Data =
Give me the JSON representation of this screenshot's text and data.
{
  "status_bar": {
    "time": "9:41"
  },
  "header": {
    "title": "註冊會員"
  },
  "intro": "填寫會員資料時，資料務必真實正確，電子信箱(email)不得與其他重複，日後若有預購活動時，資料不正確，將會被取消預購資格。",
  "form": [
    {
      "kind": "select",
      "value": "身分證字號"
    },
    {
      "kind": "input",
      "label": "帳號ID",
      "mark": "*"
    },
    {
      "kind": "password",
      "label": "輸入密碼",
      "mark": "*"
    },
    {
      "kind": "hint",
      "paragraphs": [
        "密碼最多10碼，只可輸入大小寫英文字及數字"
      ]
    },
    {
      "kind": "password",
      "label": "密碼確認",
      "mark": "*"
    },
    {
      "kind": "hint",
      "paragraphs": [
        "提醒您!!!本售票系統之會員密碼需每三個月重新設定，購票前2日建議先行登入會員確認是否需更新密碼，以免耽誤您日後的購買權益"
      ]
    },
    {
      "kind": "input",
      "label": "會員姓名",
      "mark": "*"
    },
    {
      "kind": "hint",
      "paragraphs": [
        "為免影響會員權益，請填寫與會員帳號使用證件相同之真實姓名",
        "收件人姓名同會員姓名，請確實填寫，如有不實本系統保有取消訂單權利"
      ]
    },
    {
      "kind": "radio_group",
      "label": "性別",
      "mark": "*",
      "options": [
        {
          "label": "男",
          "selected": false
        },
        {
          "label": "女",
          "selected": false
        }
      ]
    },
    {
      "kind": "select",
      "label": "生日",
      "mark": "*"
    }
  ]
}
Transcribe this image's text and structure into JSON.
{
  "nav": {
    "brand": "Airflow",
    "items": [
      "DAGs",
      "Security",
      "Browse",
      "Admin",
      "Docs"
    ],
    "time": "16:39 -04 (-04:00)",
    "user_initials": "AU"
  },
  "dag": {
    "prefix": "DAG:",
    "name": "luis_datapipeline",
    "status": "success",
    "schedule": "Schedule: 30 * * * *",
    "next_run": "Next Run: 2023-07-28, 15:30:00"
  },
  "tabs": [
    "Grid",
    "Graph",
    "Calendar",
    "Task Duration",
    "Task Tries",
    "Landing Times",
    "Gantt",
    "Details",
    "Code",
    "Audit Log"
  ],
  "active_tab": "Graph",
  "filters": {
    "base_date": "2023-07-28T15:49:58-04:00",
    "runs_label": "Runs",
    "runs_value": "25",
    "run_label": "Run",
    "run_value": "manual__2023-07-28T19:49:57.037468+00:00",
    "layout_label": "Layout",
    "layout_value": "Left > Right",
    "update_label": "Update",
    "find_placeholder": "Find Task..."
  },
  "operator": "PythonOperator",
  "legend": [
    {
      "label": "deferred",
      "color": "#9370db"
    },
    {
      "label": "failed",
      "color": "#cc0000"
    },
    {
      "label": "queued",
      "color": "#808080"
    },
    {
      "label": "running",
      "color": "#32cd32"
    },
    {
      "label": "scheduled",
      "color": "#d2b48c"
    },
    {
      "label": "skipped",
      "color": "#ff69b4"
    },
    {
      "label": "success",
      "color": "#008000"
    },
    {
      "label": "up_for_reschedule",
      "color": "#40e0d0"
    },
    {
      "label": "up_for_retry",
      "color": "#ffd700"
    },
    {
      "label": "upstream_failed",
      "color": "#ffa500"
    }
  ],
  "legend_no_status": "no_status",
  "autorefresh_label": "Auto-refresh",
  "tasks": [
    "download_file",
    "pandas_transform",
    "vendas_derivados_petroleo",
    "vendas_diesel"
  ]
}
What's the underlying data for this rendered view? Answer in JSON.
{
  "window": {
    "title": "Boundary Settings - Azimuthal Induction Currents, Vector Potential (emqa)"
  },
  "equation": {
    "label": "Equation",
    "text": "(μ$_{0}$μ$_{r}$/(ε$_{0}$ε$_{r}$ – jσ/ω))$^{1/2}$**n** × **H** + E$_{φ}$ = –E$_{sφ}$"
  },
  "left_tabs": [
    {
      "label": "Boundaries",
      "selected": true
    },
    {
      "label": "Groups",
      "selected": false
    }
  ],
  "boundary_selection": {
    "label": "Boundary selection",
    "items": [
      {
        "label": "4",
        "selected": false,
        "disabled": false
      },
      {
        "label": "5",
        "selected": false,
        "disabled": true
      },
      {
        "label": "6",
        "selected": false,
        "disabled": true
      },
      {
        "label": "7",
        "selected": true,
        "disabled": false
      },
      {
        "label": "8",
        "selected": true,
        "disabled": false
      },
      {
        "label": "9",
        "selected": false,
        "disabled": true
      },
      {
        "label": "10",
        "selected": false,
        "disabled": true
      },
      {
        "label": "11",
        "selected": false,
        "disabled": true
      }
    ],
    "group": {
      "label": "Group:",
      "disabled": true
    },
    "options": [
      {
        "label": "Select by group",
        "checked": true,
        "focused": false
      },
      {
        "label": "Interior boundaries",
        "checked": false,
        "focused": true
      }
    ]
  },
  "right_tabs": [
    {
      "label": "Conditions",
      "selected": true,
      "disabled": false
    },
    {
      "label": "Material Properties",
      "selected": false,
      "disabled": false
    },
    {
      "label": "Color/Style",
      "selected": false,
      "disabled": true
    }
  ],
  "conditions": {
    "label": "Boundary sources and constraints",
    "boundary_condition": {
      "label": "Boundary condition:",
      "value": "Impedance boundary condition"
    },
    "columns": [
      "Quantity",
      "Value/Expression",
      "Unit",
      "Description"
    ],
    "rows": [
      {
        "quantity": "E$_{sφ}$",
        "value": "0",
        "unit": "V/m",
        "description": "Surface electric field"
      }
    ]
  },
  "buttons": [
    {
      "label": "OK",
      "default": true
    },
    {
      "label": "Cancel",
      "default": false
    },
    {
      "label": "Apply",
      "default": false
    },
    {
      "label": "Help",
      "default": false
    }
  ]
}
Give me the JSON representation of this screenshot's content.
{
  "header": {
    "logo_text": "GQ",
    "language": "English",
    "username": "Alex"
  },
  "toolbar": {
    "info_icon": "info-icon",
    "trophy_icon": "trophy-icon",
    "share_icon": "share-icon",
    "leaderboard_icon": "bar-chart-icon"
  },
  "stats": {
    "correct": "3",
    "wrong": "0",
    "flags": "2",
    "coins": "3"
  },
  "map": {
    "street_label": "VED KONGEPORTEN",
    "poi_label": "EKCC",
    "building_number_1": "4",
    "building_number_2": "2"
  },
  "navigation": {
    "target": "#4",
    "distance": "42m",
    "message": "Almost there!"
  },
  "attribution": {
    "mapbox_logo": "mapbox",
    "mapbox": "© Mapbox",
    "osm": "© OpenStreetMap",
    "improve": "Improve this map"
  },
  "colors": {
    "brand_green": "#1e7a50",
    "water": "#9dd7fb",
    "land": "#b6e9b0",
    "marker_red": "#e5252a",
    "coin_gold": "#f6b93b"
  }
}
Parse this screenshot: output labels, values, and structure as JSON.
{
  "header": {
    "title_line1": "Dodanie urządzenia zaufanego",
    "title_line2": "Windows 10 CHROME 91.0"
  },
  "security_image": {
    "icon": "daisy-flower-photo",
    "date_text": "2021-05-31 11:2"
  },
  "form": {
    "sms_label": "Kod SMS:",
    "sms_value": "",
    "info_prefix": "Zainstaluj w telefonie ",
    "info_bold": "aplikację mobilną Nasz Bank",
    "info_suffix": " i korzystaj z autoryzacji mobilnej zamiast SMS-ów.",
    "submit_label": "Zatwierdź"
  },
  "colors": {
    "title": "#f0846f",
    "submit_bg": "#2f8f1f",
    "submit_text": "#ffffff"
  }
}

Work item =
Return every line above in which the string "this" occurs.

Response =
Give me the JSON representation of this screenshot's text and data.
Transcribe this image's text and structure into JSON.
What's the underlying data for this rendered view? Answer in JSON.
Give me the JSON representation of this screenshot's content.
    "improve": "Improve this map"
Parse this screenshot: output labels, values, and structure as JSON.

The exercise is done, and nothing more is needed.